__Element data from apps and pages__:
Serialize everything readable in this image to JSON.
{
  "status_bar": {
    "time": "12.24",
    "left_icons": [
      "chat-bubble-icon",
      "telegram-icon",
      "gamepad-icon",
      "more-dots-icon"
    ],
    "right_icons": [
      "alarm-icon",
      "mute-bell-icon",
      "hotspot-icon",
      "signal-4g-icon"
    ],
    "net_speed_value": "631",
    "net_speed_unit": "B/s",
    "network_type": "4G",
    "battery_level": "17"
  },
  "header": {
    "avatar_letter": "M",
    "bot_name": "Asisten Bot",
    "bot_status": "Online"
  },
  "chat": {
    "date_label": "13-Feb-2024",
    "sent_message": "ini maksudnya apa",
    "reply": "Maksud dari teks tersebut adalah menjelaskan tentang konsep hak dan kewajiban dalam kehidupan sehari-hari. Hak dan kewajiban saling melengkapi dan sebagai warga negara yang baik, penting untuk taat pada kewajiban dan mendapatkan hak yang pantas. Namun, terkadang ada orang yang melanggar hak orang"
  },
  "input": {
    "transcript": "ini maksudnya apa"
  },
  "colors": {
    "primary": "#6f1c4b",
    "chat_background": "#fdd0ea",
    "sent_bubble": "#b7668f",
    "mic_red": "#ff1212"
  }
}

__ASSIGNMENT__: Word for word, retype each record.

__WRITTEN RESPONSE__:
Serialize everything readable in this image to JSON.
{
  "status_bar": {
    "time": "12.24",
    "left_icons": [
      "chat-bubble-icon",
      "telegram-icon",
      "gamepad-icon",
      "more-dots-icon"
    ],
    "right_icons": [
      "alarm-icon",
      "mute-bell-icon",
      "hotspot-icon",
      "signal-4g-icon"
    ],
    "net_speed_value": "631",
    "net_speed_unit": "B/s",
    "network_type": "4G",
    "battery_level": "17"
  },
  "header": {
    "avatar_letter": "M",
    "bot_name": "Asisten Bot",
    "bot_status": "Online"
  },
  "chat": {
    "date_label": "13-Feb-2024",
    "sent_message": "ini maksudnya apa",
    "reply": "Maksud dari teks tersebut adalah menjelaskan tentang konsep hak dan kewajiban dalam kehidupan sehari-hari. Hak dan kewajiban saling melengkapi dan sebagai warga negara yang baik, penting untuk taat pada kewajiban dan mendapatkan hak yang pantas. Namun, terkadang ada orang yang melanggar hak orang"
  },
  "input": {
    "transcript": "ini maksudnya apa"
  },
  "colors": {
    "primary": "#6f1c4b",
    "chat_background": "#fdd0ea",
    "sent_bubble": "#b7668f",
    "mic_red": "#ff1212"
  }
}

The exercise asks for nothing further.